Katrina North, 23, a senior piccolo player from Houma, said the band is taking a “business as usual” approach toward the biggest performance of their young lives.

“We’re treating it like any other game. Even though we’re doing pregame, even though it’s only six minutes, we know it has to be perfect,” North said.

She said she feels the professional demeanor the band brings to each show helped sway the committee’s decision to choose them.

“It’s a very humbling experience. They could have chose any band, any band,” North said. “We basically prepared to be chosen as far as doing our halftime shows, taking it seriously, because we knew we were being watched.”

In the week leading up this year’s Bayou Classic, officials from the NFL Office in New York reached out to Jackson via email to gauge his interest in performing at the Super Bowl.

Jackson said some NFL officials watched the band perform previously and were impressed by the band’s overall execution and performance.

Jackson, who received his bachelor’s and master’s degrees from Southern, said he submitted a video from a 2008 performance at the University of Louisiana at Lafayette.

“The footage confirmed their excitement and they were locked onto us,” Jackson said.

He did not tell the students right away, holding on to that information in case the deal fell through. Once their performance was set in stone and contracts were signed, Jackson asked school spokesman Edward Pratt to put a message on the school’s website since the confirmation came during the Christmas holiday break for students.

The students were jubilant to be chosen.

Alexander Riggins, 22, a senior percussionist and Tanesha Smith, 21, a senior clarinet player, both from Houston, said they learned about the Super Bowl invitation from the message on the school’s website.

“I saw it, I refreshed the page, I closed out the window browser and brought it back up just to make sure that it was legit 100 percent and that nobody was playing with me. Then I started dancing around the house,” Riggins said.

Smith said she was checking her financial aid status on the website when she saw the news.

“I looked at it and I tapped the person next to me, ‘So we going to the Super Bowl?’ and she said ‘Yeah!,’ ”Smith said.

Jackson said he gathered the band together on the second day back from holiday break to officially inform them of the invitation.

“It was one whale of a meeting.

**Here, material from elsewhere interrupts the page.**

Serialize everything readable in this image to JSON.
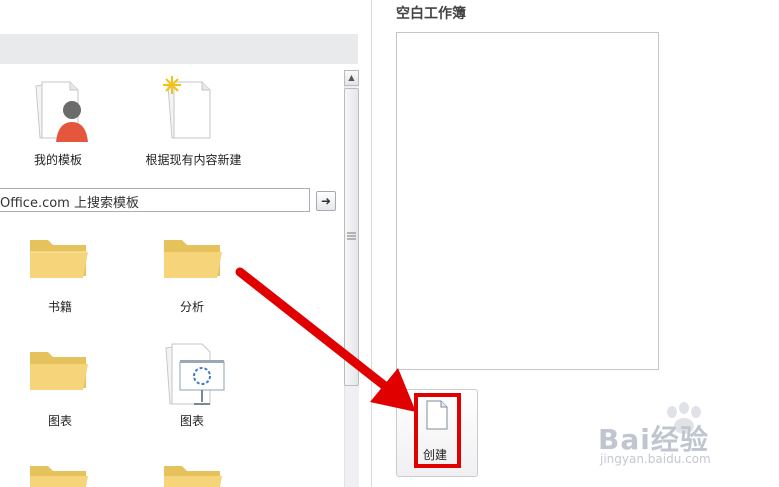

Everyone was bright-eyed and they were excited, clapping, screaming and hollering,” Jackson said. “They knew that it was a huge honor and they were very grateful.”

The shock soon subsided and they got back into the routine of practicing the playlist Jackson selected for the show.

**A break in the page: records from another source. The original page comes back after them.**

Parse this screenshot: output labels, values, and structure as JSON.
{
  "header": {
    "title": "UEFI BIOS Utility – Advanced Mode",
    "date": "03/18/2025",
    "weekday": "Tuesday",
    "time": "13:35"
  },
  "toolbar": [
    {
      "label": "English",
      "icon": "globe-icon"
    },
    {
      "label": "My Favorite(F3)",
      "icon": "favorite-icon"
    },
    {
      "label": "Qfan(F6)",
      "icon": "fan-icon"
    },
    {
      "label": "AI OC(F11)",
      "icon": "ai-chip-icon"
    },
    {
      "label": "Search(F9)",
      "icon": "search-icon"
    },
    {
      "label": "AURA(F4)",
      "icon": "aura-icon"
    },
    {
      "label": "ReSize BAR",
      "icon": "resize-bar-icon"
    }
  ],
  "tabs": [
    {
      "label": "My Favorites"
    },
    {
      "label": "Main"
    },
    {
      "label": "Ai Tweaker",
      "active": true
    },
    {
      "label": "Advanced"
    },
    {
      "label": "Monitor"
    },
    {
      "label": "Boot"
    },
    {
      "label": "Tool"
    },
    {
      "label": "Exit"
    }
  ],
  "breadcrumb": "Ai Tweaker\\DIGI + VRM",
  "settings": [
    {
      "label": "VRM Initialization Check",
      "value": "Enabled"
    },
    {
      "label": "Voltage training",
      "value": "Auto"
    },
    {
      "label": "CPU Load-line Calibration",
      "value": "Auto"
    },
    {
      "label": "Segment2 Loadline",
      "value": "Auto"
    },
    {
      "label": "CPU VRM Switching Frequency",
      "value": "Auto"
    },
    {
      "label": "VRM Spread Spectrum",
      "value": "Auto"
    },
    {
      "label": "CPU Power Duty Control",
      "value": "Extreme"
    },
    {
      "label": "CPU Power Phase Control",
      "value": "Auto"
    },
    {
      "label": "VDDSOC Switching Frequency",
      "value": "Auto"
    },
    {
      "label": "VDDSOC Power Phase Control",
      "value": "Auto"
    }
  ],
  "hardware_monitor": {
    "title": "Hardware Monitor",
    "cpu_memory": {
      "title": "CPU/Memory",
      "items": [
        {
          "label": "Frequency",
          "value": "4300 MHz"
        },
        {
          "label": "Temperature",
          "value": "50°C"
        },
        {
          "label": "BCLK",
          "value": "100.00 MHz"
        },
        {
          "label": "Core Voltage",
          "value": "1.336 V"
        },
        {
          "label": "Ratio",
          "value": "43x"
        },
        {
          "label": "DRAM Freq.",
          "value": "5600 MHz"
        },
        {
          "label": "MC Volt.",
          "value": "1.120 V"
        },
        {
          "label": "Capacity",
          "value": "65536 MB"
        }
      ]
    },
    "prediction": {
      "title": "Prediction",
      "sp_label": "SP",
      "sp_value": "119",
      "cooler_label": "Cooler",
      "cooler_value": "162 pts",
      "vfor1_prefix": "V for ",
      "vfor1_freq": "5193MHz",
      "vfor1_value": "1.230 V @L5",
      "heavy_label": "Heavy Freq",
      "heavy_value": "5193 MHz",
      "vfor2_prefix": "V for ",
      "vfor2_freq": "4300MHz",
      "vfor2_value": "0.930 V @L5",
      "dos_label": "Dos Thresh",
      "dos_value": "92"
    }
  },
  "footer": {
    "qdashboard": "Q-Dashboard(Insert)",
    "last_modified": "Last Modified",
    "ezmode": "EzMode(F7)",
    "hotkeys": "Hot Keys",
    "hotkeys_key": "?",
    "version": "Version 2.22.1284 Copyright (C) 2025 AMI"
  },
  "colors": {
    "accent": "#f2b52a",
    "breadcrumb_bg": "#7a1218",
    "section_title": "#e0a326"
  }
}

Jackson said he chose music to amp the crowd up and get their adrenaline pumping.

The six-minute long performance will kick off with “The Boss” by Diana Ross followed by “Locked Out of Heaven” by Bruno Mars, before the show ends in true New Orleans style with the Rebirth Brass Band’s “Do Whatcha Wanna” while the band does a second line off the field.

The Dancing Dolls will also perform during the show wearing what Jackson described as trademark Beyoncé outfits that are “eye-popping.”

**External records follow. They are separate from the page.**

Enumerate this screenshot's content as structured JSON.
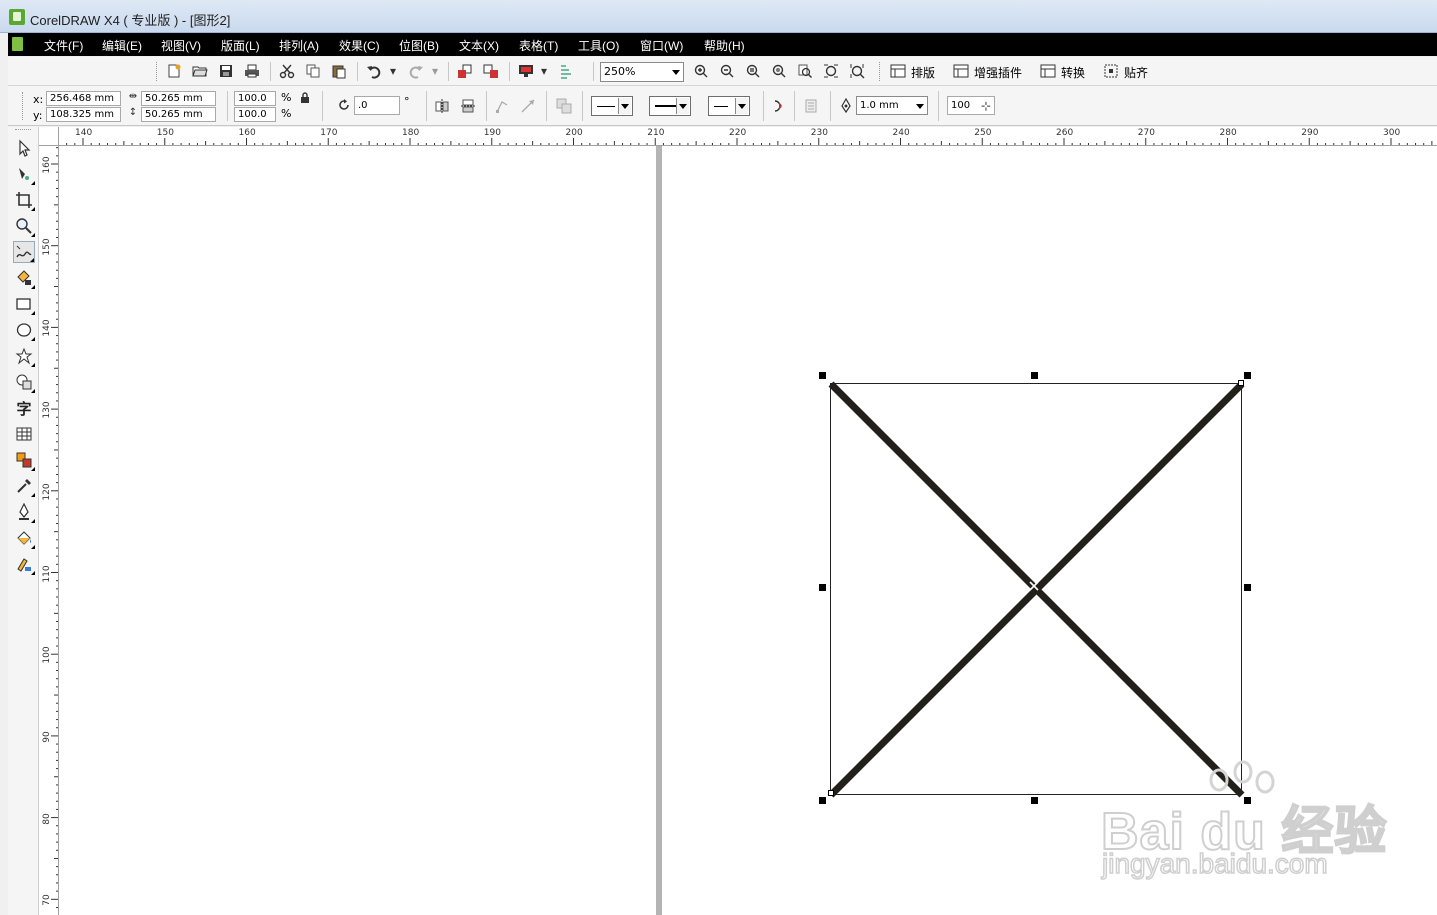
{
  "window": {
    "title": "CorelDRAW X4 ( 专业版 ) - [图形2]"
  },
  "menu": [
    "文件(F)",
    "编辑(E)",
    "视图(V)",
    "版面(L)",
    "排列(A)",
    "效果(C)",
    "位图(B)",
    "文本(X)",
    "表格(T)",
    "工具(O)",
    "窗口(W)",
    "帮助(H)"
  ],
  "standard_toolbar": {
    "zoom": "250%",
    "text_buttons": [
      "排版",
      "增强插件",
      "转换",
      "贴齐"
    ]
  },
  "property_bar": {
    "x_label": "x:",
    "y_label": "y:",
    "x_value": "256.468 mm",
    "y_value": "108.325 mm",
    "width_value": "50.265 mm",
    "height_value": "50.265 mm",
    "scale_x": "100.0",
    "scale_y": "100.0",
    "percent": "%",
    "rotation": ".0",
    "degree": "°",
    "outline_width": "1.0 mm",
    "curve_smoothness": "100"
  },
  "rulers": {
    "horizontal": [
      "140",
      "150",
      "160",
      "170",
      "180",
      "190",
      "200",
      "210",
      "220",
      "230",
      "240",
      "250",
      "260",
      "270",
      "280",
      "290",
      "300"
    ],
    "vertical": [
      "160",
      "150",
      "140",
      "130",
      "120",
      "110",
      "100",
      "90",
      "80",
      "70"
    ]
  },
  "drawing": {
    "stroke_color": "#231f1b",
    "shape": "x-cross-in-square",
    "state": "selected"
  },
  "watermark": {
    "brand": "Bai du 经验",
    "url": "jingyan.baidu.com"
  }
}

The captain of the Dancing Dolls, Seaera Cole, who was already in New Orleans practicing this week, will also be performing with Beyoncé during the halftime show.

Dancing Dolls co-captain Casey Greggs, 21, from Baton Rouge, said Cole will be towards the front and in the middle of the dance fprmation during Beyoncé the show.

“She said she’s loving it and she’s having so much fun,” Greggs said. “This is literally her dream. She wants to dance until she’s 150.”

STAY CONNECTED

advertisement